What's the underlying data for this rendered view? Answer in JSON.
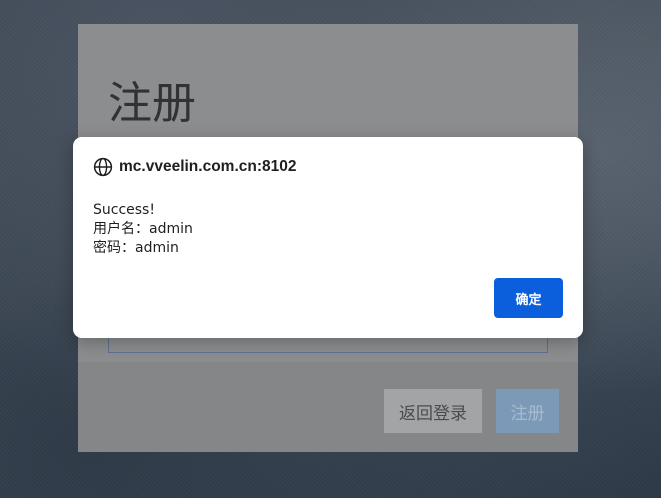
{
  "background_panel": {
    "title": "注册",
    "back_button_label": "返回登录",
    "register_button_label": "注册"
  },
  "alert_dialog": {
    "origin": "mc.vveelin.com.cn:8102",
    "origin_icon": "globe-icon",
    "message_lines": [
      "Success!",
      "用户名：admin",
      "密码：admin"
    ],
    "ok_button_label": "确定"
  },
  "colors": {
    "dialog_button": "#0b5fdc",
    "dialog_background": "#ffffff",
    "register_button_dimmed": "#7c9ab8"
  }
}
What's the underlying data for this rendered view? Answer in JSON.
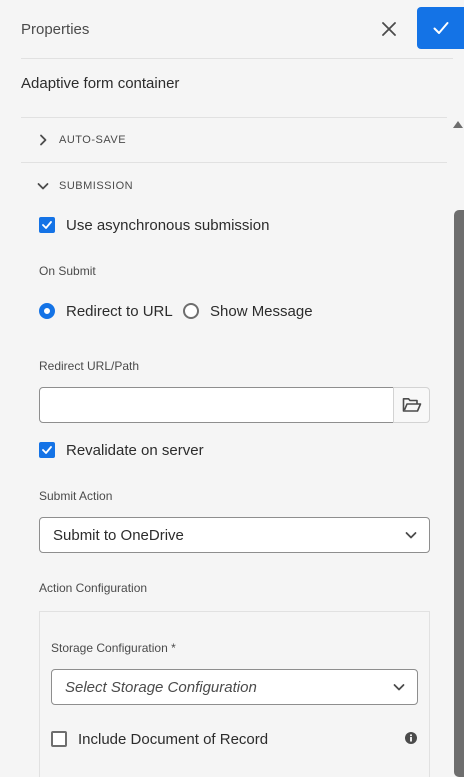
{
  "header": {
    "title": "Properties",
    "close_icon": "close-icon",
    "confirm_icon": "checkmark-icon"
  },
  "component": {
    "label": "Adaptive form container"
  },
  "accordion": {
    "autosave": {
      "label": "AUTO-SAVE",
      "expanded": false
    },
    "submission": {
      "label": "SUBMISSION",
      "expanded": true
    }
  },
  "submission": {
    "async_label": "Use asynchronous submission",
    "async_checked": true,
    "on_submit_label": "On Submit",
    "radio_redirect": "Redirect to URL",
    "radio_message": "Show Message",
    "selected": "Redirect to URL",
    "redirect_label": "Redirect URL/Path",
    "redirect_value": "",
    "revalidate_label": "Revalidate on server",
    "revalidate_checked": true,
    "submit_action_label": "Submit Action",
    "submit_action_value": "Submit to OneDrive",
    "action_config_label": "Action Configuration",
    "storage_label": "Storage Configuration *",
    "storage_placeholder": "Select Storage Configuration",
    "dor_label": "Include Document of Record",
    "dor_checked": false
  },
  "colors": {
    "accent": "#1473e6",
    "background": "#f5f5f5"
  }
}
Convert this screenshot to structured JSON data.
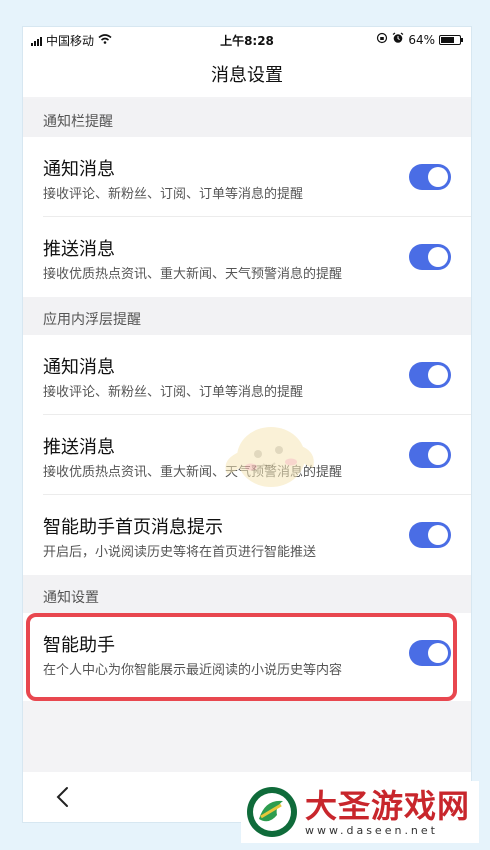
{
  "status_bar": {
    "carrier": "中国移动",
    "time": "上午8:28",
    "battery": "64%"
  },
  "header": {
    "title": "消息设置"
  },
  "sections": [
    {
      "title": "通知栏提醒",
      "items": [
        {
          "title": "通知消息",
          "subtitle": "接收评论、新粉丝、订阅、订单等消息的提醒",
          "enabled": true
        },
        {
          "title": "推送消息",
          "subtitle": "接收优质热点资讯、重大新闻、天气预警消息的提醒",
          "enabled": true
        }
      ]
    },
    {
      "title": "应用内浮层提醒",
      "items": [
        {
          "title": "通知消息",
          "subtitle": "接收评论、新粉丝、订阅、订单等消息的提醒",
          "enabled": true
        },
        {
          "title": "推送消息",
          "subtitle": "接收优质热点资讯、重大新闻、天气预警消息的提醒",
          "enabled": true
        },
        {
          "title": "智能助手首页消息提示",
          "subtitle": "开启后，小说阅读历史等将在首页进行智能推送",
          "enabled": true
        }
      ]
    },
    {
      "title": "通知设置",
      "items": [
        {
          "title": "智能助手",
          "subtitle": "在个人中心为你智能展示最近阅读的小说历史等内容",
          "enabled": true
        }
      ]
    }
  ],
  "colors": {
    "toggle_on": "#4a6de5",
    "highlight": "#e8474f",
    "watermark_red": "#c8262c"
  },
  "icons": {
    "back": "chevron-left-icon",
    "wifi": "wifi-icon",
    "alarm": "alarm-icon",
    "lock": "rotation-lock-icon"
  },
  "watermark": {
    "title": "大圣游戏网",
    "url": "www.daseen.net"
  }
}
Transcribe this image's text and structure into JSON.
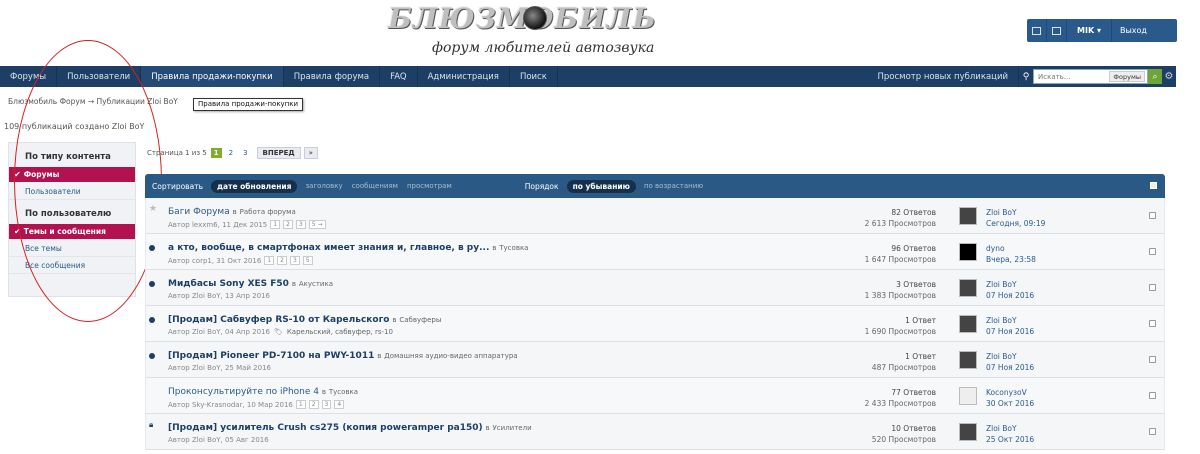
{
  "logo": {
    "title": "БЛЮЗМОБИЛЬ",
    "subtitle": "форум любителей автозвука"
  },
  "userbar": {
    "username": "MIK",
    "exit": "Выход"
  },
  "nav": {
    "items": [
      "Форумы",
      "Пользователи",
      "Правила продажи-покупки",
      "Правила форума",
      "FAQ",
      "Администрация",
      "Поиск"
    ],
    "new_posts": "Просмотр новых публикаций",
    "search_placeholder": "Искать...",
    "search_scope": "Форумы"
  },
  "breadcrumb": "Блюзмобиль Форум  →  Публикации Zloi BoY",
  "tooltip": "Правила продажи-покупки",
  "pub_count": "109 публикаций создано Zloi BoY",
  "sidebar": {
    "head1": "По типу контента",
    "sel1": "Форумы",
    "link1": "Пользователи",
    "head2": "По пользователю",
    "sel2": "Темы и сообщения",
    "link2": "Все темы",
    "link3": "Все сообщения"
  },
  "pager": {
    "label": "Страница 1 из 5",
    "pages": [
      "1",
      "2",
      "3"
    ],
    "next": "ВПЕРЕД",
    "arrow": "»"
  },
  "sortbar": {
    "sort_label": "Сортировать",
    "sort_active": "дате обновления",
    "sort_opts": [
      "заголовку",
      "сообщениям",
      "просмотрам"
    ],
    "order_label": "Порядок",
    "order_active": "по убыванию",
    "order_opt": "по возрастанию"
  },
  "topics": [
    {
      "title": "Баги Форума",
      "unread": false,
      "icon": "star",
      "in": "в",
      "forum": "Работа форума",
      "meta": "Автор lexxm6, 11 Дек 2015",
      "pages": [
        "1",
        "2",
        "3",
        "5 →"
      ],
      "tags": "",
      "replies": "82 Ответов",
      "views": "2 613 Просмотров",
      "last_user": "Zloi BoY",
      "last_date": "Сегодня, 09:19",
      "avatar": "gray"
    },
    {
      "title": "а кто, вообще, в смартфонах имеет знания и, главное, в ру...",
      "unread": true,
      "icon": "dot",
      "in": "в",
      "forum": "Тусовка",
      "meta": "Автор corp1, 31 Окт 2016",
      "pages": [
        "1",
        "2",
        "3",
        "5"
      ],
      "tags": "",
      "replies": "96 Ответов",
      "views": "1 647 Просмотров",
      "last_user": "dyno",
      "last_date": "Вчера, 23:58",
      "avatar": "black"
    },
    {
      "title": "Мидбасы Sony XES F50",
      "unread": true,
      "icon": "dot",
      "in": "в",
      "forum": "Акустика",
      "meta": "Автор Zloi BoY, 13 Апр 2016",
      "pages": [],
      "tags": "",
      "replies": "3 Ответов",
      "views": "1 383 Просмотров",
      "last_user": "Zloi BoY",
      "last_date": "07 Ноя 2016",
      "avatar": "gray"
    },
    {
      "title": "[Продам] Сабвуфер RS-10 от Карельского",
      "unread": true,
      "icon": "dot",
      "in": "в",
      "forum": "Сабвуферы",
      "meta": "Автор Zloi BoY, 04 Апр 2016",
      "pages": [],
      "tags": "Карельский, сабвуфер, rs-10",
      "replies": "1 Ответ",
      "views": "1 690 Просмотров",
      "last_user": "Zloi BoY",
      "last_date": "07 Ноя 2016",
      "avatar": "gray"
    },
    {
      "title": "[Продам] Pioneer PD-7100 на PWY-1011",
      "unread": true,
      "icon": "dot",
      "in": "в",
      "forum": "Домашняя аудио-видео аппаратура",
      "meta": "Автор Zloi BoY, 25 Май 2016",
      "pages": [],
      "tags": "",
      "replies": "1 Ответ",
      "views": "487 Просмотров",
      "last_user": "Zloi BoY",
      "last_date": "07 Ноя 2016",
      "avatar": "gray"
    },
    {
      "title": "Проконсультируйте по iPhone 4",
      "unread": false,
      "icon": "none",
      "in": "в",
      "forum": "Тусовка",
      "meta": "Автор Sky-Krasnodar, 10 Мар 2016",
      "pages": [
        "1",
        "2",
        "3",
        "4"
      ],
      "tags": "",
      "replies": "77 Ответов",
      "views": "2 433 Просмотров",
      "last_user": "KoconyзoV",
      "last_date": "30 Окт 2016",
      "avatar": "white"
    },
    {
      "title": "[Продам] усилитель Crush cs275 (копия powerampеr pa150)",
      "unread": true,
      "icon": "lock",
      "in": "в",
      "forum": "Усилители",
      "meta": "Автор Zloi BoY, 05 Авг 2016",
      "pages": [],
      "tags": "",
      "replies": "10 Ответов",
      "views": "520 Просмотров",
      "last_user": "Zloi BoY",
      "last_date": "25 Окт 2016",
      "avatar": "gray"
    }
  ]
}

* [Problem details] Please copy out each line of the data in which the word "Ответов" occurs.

* [Finished task]
      "replies": "82 Ответов",
      "replies": "96 Ответов",
      "replies": "3 Ответов",
      "replies": "77 Ответов",
      "replies": "10 Ответов",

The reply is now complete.